All over the world, at any given time, you can bet that someone, somewhere, is hacking their avowed enemies to pieces with a two handed axe. It’s not as horrific as this may sound however, as they are parked in front of a computer, and their enemies are imaginary.
In fact, more often than not, their enemies aren’t even human, they are NPC (non-player characters) designed with the sole purpose dying by your hand, and helping you gain levels as they do. This hacking of enemies to bits is often accompanied by atmospheric Celtic music, and continues over a myriad of landscapes, including villages, fortresses, and mountain ranges.
Fanatics typically play for six to eight hours at a time, sometimes almost every day, and often joke about wishing they could hook themselves up to an intravenous feed so they wouldn’t have to stop playing for the inconvenience of eating. It’s a scary thought to those that have never experienced an MMO ‘addiction’ – but to those of us that have – it’s heaven on earth.
These endless role playing fantasy worlds envelop players, drawing them in with a series of battles to be fought, and a plethora of treasures to be collected. The game’s compelling charms can often lead to the kind of obsession that causes problems in other areas of life, such as the college kids who cut class and forget to study.

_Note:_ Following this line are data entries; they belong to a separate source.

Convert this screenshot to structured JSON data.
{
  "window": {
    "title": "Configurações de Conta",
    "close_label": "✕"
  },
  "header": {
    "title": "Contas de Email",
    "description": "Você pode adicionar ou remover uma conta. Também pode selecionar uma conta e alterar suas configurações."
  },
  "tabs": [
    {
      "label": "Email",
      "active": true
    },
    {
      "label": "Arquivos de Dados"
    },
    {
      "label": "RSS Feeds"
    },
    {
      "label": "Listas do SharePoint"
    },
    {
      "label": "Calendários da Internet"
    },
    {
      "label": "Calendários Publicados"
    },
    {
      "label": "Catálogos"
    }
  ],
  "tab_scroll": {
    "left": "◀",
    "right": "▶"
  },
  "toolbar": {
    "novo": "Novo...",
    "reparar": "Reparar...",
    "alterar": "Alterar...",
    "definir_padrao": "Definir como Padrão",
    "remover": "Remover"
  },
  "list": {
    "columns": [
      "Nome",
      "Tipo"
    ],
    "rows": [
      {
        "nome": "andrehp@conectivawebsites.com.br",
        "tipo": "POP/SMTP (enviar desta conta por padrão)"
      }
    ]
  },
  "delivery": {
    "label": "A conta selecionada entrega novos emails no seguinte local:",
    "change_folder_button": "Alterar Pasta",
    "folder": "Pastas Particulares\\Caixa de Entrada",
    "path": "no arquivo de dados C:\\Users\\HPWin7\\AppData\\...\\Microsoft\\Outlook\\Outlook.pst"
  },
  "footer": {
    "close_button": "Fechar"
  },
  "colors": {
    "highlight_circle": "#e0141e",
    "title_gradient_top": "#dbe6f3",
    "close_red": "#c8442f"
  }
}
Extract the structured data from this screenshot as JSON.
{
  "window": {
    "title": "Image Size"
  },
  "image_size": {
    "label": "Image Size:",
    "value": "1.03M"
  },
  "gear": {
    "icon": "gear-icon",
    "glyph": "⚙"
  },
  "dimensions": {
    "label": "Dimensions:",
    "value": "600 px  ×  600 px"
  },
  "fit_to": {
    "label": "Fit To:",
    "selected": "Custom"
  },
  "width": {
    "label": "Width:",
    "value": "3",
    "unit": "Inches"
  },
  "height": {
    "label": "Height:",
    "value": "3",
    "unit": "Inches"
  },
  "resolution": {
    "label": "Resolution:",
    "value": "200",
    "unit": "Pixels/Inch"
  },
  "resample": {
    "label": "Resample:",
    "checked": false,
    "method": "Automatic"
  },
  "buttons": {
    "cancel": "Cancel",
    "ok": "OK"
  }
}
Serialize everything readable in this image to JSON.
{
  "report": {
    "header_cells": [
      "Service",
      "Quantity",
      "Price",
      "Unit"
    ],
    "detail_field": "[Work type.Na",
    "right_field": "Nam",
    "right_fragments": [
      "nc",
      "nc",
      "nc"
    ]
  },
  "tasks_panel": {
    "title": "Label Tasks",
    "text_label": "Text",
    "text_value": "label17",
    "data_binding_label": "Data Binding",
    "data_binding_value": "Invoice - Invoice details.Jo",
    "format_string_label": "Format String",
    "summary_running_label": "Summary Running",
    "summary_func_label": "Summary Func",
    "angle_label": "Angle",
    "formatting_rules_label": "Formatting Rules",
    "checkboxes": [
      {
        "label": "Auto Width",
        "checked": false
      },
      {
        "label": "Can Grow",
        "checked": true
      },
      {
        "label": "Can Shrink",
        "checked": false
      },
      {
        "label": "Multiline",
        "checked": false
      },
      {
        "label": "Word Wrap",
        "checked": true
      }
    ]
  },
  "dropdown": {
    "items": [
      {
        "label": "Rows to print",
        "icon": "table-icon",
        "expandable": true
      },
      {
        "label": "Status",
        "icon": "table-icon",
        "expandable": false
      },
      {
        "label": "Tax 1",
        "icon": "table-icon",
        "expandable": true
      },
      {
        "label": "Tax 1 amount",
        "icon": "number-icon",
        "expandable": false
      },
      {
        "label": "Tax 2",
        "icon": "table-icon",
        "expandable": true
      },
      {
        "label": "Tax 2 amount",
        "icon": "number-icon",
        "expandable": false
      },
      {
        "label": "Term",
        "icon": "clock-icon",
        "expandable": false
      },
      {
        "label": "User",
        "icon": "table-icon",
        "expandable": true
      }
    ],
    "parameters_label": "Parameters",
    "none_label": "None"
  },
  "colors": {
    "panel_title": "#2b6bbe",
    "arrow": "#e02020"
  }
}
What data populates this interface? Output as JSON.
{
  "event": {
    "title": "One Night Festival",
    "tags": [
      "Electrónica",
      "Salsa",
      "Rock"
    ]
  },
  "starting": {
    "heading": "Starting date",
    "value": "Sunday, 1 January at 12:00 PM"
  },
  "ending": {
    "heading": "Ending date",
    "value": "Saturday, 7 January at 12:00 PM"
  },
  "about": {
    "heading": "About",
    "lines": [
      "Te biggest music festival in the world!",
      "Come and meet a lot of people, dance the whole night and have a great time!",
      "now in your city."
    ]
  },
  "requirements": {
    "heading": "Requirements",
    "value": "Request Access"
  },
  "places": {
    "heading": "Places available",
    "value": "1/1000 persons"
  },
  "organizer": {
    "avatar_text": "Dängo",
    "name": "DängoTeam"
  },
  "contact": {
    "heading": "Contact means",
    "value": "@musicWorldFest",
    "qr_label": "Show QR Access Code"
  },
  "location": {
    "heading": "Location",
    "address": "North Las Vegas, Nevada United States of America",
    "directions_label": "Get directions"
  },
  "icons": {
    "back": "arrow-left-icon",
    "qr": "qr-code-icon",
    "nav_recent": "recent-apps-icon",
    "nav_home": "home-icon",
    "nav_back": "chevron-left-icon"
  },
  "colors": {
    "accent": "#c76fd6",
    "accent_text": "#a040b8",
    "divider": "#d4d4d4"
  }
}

Such compulsive, all-consuming game playing can lead to a lot of changes that aren’t positive. For example, they can lead to changes in sleep and wake cycles that can negatively affect concentration, memory and physical health. It can also lead to the neglect of meaningful personal relationships, as the gaming world becomes more satisfying than the real world.
Statistics from the American Psychiatric Association indicate that 90 percent of American children play video games. Of these, fifteen percent have an addiction. Out of adult players, 10 to 12 percent play more than 6 hours a day.
Video gaming isn’t technically an addiction. Online video games like Runes of Magic can be habit forming, however, and this can have an effect on the brain, gamers experience an adrenaline rush and a feeling of satisfaction from playing. The games basically press the buttons of our instinctual reward systems, and gamers repeat their actions in order to get those rewards. It’s similar to compulsive gambling – but not technically an addiction.
Although online gaming is thought of by most people as a social activity, many gamers naturally enjoy the social aspect that comes included in an MMO. Online games involve a real community of real people playing, and earning rewards and respect from other players is a big part of the fun. Games like Atlantica Online pay homage to this, with a large and robust community of welcoming members.
Sometimes college students become so obsessed with the games that their professors, upon seeing the condition they’re in when they show up for class, may think they are using drugs. Many professors believe that compulsive online gaming is one of the causes of kids failing in their subjects that seem to fly ‘under the radar.’
As with most things in life, gaming provides benefits when done in moderation. They are often difficult and require an intricate thought processes. But remember, there is a fine line between a hobby and an obsession. If gaming crosses the line into an obsession, then maybe it’s time to stop, even if it means getting help.